> Exercise objective:
Output the entries verbatim, including every line.

> Source data:
Content starts

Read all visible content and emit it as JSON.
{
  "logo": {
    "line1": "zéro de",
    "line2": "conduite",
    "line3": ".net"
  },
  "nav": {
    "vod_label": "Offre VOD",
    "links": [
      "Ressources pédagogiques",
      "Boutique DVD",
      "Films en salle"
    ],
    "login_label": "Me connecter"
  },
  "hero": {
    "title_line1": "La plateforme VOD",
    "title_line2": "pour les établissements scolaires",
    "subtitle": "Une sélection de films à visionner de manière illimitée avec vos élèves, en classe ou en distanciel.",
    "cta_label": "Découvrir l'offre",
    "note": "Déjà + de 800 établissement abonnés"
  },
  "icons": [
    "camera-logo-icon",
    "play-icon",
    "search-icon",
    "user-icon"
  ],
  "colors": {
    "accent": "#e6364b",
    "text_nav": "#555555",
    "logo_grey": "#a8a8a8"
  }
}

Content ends

> Answer to this problem:
Read all visible content and emit it as JSON.
{
  "logo": {
    "line1": "zéro de",
    "line2": "conduite",
    "line3": ".net"
  },
  "nav": {
    "vod_label": "Offre VOD",
    "links": [
      "Ressources pédagogiques",
      "Boutique DVD",
      "Films en salle"
    ],
    "login_label": "Me connecter"
  },
  "hero": {
    "title_line1": "La plateforme VOD",
    "title_line2": "pour les établissements scolaires",
    "subtitle": "Une sélection de films à visionner de manière illimitée avec vos élèves, en classe ou en distanciel.",
    "cta_label": "Découvrir l'offre",
    "note": "Déjà + de 800 établissement abonnés"
  },
  "icons": [
    "camera-logo-icon",
    "play-icon",
    "search-icon",
    "user-icon"
  ],
  "colors": {
    "accent": "#e6364b",
    "text_nav": "#555555",
    "logo_grey": "#a8a8a8"
  }
}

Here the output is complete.